When solid state drives hit the market there was serious concern that the super-quick drives might run afoul of serious reliability problems. In fact, it’s been proven that SSDs are often far more reliable than thought, and will last most users a decade or more. But the fact remains that the NAND memory inside them will, eventually, wear out.
This flaw is fundamental to how NAND is designed. Data is held using an electron charge which is used to determine whether a particular section of memory holds a 0 or 1. As it’s used, though, the insulation layer that traps the electron can wear out. That eventually makes accurately determining the value of a particular memory cell impossible.
NRAM works differently. Its built from layers of carbon nanotubes. Where the nanotubes are close, electrical resistance is low, and high where they’re further apart. Voltage can cause the nanotubes to switch between these states, which lets NRAM store a 0 or 1.
Nanotubes are extremely durable, and as a result they can handle a practically infinite number of read-write cycles. As an added bonus they can tolerate heat, cold, magnets and radiation that would kill NAND memory (or other types of storage, for that matter). They’re allegedly quick, too, allowing configurations that can saturate a DDR4 channel.
This technology, if it comes to market, may not have an immediate, obvious impact on consumer solid state drives. Its durability will be appreciated by data centers, though, as well as anyone building supercomputers. The company behind is, Nantero, says it is currently working with “two of the top five semiconductor foundries,” according to The Tech Report.

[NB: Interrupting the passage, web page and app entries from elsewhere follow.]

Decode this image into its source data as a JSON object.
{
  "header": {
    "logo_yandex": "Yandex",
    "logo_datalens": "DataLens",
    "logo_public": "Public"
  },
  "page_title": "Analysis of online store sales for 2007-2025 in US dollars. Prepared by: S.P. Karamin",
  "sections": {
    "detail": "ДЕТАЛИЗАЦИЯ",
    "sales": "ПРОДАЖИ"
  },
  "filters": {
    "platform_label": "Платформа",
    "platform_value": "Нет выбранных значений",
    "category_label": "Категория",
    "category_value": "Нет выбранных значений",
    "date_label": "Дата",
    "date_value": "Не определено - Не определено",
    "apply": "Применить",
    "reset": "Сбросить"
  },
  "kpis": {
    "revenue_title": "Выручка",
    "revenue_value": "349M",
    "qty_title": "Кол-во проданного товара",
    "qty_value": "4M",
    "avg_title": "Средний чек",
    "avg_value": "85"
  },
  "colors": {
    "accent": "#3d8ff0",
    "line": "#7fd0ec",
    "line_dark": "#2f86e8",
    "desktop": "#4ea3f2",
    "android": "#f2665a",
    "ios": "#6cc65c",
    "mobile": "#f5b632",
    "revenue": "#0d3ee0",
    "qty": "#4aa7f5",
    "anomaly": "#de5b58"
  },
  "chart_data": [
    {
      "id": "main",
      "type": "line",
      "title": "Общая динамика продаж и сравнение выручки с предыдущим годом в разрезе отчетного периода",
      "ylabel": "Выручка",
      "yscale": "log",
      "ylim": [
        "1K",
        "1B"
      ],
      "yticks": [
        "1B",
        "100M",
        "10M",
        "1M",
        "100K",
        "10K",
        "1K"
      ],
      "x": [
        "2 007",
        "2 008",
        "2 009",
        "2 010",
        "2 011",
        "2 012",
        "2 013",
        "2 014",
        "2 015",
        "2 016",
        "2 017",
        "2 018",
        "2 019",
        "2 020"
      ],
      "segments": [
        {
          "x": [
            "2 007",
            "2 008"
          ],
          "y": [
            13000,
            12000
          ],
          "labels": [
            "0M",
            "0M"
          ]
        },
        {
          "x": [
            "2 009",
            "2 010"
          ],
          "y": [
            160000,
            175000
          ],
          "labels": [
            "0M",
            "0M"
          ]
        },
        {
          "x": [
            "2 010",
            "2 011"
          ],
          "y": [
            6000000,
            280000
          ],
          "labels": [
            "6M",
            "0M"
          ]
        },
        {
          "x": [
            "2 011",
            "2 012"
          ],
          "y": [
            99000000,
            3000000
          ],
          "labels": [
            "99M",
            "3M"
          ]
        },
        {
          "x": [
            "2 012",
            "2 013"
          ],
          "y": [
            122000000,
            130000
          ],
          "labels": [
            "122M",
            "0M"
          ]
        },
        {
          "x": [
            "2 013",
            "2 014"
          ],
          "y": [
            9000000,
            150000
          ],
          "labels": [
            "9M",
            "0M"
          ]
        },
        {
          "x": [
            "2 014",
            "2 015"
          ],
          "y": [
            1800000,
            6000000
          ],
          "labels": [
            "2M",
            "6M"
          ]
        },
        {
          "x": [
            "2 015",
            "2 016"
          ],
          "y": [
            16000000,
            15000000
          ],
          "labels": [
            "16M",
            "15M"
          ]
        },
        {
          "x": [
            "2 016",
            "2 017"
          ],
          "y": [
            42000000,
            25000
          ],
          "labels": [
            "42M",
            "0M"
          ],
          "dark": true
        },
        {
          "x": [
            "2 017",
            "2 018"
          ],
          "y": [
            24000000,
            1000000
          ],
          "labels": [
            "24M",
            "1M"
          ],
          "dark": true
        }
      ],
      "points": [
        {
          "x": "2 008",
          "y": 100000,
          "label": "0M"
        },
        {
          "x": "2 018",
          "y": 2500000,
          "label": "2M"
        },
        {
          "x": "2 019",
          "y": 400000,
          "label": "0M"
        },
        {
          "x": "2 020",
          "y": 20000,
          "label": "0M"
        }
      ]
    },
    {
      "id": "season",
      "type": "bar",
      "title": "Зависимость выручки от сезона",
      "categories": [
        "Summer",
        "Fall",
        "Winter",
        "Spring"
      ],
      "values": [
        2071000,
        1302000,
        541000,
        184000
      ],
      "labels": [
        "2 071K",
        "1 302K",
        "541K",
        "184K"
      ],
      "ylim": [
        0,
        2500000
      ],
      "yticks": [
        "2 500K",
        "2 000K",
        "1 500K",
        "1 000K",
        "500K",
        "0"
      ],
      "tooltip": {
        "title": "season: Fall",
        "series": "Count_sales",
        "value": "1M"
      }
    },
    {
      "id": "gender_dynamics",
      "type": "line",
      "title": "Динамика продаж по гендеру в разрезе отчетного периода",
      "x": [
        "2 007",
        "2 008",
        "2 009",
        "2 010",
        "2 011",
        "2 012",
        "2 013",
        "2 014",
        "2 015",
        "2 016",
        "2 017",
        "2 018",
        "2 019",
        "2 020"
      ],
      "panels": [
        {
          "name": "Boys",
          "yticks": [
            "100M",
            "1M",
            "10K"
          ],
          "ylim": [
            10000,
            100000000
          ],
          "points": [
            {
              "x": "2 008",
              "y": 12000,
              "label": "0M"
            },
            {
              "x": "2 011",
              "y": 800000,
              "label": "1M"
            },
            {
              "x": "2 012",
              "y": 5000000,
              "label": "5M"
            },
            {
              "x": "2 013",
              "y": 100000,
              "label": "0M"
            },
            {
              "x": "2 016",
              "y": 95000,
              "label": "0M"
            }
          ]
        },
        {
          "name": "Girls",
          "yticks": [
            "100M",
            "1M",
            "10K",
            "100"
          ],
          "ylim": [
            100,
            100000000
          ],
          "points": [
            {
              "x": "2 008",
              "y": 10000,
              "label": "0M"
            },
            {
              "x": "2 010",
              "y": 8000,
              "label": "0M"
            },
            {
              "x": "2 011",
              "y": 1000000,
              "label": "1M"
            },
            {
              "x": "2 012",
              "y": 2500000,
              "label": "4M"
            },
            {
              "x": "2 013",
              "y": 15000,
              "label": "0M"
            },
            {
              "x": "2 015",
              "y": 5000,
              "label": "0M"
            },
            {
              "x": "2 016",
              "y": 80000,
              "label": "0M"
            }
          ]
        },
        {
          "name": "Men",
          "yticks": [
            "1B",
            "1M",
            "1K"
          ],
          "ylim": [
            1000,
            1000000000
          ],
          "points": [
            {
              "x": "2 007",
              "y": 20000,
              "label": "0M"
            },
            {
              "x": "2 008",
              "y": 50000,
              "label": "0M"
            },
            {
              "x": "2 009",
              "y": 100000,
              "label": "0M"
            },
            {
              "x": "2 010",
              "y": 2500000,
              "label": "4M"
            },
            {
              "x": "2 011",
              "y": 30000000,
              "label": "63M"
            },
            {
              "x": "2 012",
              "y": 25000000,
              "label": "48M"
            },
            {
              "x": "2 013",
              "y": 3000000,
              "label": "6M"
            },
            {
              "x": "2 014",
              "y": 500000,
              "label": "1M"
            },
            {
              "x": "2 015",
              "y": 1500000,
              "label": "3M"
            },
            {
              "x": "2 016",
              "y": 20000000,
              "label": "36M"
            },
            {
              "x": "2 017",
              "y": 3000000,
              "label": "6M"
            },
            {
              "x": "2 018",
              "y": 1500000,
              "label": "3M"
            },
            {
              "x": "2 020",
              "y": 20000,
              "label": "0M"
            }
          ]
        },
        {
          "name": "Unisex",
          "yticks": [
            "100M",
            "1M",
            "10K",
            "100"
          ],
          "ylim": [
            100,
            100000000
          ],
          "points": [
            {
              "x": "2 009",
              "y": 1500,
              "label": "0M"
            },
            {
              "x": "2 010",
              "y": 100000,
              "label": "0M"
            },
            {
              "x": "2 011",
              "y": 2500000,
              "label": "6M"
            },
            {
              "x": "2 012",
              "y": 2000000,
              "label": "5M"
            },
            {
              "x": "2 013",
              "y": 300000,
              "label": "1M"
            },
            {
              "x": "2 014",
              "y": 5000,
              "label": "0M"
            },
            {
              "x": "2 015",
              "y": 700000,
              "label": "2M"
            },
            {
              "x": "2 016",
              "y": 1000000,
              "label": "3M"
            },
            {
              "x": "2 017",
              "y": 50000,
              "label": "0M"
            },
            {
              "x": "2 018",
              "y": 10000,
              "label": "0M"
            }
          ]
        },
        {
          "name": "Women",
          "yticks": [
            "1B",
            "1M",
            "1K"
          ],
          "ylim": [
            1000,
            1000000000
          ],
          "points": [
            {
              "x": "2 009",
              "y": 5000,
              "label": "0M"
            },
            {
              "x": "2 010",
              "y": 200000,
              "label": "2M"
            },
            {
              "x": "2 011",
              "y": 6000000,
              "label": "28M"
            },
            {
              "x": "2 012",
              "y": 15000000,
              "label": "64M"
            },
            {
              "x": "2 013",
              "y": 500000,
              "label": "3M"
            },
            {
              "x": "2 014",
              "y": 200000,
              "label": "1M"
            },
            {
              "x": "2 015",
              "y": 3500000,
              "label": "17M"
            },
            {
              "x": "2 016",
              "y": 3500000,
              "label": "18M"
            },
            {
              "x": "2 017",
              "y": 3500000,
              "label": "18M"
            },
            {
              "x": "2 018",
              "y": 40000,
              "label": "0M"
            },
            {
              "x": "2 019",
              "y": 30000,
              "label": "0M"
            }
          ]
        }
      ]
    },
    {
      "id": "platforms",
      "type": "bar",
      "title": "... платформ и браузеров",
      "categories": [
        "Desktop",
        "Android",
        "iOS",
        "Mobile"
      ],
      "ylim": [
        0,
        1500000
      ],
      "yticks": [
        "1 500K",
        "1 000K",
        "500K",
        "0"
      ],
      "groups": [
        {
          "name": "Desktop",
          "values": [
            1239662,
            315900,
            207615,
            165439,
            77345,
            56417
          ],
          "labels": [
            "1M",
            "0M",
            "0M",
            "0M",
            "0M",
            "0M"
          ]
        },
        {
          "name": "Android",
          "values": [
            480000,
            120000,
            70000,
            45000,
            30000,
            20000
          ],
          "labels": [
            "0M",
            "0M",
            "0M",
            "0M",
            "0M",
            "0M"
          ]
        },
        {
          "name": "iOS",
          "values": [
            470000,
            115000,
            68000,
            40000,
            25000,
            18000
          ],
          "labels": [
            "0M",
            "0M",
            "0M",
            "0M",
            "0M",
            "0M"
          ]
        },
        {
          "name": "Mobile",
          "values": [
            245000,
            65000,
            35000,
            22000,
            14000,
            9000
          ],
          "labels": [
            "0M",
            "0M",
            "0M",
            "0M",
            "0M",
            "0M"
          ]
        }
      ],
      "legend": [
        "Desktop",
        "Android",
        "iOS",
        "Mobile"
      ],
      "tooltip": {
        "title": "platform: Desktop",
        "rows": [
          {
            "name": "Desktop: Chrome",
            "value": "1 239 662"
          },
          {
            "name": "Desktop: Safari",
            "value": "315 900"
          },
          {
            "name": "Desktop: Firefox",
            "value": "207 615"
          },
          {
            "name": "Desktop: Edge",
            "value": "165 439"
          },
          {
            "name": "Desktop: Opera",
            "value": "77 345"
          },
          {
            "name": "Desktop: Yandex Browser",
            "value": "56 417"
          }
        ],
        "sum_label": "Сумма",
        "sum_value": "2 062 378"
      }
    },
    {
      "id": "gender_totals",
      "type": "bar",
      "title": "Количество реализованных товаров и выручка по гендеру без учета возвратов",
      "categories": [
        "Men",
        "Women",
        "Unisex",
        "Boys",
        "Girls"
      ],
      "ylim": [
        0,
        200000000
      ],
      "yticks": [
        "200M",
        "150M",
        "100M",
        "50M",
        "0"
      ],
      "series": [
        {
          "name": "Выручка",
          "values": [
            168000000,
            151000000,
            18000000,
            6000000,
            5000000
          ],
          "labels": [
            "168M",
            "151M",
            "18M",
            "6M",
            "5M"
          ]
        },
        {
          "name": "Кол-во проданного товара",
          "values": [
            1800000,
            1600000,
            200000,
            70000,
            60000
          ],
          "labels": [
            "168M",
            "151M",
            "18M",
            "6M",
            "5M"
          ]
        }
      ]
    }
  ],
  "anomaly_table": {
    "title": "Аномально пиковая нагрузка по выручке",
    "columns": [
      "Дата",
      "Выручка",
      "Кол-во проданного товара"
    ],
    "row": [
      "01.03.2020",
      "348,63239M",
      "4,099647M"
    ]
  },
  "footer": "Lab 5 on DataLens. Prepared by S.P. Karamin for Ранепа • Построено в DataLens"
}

A release date for the first products with NRAM has not been announced, but the company behind it says the first incarnation will be fabricated on a 20-something nanometer process, which likely means it’s nearing production.